**TASK DIRECTIONS:** Look through the material beneath and copy each line with the word "Цена".

**DATASET:**

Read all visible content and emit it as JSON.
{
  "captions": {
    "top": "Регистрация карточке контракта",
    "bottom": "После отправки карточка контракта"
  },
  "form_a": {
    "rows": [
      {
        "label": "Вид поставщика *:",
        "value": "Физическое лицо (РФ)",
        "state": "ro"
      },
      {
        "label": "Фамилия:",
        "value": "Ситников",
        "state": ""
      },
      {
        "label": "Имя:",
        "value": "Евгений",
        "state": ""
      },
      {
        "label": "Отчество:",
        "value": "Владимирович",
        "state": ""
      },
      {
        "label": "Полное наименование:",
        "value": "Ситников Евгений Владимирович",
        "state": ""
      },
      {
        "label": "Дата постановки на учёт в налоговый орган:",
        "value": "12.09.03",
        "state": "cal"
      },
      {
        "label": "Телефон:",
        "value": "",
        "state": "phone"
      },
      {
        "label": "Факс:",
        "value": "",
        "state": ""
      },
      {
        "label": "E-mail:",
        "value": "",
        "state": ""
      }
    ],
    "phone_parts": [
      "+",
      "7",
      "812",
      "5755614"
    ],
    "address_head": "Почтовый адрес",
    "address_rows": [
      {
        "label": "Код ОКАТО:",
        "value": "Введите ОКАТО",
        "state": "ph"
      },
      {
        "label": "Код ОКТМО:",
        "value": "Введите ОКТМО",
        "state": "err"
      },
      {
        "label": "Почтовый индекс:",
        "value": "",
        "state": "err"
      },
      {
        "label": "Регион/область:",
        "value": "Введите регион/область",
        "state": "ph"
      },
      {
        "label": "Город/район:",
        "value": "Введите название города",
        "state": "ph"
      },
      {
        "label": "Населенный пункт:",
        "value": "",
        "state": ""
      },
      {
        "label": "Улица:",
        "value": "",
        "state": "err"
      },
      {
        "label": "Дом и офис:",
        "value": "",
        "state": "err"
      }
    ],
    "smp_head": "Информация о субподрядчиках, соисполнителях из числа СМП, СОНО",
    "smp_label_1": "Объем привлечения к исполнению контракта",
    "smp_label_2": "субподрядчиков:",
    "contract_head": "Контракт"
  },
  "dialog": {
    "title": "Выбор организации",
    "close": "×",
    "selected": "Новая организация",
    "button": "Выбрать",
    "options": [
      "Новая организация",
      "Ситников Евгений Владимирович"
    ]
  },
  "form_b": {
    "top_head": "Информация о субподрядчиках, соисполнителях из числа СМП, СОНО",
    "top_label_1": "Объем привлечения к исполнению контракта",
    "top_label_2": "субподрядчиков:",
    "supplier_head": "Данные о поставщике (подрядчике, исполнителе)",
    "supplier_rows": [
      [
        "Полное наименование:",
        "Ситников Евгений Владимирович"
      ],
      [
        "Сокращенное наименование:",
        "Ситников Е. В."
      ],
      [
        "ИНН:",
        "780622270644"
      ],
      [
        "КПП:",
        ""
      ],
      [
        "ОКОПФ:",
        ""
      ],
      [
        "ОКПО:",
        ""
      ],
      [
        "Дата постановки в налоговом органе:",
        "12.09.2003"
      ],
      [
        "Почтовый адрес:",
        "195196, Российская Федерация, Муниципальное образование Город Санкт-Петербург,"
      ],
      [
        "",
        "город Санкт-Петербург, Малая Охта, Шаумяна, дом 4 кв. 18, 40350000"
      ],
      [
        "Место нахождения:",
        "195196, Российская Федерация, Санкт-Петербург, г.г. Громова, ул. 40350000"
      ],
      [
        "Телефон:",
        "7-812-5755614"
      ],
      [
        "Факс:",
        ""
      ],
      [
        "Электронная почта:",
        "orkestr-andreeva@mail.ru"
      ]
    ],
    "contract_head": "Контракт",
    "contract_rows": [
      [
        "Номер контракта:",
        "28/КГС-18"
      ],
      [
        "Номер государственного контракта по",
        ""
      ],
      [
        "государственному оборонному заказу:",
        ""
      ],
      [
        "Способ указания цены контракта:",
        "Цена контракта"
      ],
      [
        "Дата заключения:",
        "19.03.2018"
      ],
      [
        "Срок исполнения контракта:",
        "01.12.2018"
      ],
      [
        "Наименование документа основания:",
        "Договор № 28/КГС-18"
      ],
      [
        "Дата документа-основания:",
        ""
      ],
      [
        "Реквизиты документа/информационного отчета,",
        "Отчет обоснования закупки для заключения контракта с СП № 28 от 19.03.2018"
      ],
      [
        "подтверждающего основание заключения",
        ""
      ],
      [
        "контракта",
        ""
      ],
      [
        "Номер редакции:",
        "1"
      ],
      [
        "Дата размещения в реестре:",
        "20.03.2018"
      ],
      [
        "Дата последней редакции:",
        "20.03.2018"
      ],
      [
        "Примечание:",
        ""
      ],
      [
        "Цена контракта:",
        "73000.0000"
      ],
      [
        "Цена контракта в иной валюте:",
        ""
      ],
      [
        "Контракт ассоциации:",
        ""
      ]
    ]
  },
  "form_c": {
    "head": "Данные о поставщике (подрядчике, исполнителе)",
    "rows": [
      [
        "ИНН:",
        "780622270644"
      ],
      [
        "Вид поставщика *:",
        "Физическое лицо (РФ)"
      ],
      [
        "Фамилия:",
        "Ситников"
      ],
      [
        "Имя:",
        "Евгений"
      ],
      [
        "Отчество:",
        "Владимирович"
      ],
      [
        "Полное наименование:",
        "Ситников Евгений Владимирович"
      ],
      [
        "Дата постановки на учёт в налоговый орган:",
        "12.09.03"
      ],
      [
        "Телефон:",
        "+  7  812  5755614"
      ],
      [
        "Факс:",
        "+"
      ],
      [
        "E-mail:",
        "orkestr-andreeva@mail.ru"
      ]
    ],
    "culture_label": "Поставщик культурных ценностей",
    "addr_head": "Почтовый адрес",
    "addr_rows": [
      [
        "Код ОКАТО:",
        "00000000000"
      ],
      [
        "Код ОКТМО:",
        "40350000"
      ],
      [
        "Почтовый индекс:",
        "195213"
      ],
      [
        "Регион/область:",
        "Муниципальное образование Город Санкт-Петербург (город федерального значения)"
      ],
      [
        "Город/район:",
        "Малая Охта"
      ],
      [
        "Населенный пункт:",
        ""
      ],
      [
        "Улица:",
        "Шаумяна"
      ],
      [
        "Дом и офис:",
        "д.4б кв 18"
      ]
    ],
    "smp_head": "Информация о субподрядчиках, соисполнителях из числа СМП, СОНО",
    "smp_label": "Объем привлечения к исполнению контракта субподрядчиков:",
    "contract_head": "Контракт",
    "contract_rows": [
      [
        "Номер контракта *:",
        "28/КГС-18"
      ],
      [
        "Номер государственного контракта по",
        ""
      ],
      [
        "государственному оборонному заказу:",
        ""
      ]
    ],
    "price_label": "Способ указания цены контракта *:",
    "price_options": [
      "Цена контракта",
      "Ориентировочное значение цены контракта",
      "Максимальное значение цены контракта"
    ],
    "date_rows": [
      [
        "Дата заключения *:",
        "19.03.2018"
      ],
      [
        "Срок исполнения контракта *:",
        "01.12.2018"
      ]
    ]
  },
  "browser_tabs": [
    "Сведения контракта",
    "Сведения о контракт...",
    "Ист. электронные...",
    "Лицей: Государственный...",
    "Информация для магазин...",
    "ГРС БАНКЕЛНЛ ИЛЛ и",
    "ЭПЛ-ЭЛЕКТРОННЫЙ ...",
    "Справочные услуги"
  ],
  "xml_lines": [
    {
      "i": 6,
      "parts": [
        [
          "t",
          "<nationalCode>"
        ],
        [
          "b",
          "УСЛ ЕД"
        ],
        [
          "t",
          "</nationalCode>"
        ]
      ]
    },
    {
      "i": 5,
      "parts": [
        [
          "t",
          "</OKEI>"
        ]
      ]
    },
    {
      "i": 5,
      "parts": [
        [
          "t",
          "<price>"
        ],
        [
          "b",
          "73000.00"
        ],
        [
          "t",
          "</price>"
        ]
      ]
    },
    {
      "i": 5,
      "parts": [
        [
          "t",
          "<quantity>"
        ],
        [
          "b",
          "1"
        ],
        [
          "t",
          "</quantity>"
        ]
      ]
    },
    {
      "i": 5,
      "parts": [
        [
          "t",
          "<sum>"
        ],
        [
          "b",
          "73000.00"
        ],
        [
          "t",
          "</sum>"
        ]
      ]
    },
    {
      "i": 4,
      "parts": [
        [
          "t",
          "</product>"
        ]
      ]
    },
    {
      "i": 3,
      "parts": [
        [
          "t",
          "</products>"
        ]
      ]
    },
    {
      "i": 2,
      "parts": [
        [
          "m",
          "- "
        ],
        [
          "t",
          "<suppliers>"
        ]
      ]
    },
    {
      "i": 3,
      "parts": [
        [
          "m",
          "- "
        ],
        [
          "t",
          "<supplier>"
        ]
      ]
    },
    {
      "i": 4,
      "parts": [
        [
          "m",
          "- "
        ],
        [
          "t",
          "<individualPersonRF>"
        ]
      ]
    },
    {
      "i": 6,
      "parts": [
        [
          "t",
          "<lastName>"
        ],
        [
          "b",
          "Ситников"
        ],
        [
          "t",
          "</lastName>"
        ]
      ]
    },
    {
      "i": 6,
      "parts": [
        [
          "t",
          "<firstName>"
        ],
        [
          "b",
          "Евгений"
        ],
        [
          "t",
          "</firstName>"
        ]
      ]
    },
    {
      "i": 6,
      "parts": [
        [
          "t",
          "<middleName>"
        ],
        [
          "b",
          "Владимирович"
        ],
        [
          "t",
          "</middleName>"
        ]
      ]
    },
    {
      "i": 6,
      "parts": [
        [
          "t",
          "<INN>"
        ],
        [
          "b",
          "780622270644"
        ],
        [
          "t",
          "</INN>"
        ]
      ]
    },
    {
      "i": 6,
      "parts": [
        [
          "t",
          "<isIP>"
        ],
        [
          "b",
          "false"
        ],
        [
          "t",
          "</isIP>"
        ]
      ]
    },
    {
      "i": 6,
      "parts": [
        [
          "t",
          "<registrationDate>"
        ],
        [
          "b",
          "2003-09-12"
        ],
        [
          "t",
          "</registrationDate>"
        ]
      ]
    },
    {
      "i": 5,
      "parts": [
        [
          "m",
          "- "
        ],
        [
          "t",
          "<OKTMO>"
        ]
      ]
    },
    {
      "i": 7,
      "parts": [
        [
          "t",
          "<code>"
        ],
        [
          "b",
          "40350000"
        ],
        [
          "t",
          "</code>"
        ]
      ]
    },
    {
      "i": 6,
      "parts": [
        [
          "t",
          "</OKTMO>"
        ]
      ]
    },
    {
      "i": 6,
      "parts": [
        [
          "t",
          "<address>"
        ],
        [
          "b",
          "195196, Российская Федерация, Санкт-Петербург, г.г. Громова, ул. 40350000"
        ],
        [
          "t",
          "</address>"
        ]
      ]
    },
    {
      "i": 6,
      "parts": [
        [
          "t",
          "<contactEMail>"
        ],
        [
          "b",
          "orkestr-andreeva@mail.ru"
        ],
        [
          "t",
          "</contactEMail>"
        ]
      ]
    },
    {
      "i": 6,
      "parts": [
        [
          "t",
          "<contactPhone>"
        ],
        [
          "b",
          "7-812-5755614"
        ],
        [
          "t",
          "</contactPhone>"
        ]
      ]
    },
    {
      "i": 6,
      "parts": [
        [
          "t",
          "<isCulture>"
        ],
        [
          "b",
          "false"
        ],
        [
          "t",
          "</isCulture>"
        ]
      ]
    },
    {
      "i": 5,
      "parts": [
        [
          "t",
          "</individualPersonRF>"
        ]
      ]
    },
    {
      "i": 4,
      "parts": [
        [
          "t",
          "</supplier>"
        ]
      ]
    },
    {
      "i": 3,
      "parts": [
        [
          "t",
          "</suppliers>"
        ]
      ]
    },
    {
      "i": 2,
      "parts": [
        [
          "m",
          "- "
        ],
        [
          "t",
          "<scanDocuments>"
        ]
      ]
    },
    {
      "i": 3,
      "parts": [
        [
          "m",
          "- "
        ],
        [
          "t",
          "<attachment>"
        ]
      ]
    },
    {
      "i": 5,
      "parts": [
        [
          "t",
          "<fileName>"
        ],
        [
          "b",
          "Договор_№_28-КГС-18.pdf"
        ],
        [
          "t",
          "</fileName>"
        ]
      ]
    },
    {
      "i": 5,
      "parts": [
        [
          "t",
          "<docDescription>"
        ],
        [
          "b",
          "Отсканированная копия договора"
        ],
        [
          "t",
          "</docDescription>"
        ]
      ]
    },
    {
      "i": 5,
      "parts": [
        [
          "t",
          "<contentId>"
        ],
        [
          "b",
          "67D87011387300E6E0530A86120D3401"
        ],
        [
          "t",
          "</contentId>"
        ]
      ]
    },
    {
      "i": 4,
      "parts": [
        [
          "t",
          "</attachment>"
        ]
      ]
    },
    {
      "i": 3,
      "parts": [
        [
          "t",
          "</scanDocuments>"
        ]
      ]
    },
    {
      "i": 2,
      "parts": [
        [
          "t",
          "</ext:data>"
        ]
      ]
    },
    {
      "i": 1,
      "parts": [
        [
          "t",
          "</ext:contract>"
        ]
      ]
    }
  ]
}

**YOUR SOLUTION:**
        "Цена контракта"
        "Цена контракта:",
        "Цена контракта в иной валюте:",
      "Цена контракта",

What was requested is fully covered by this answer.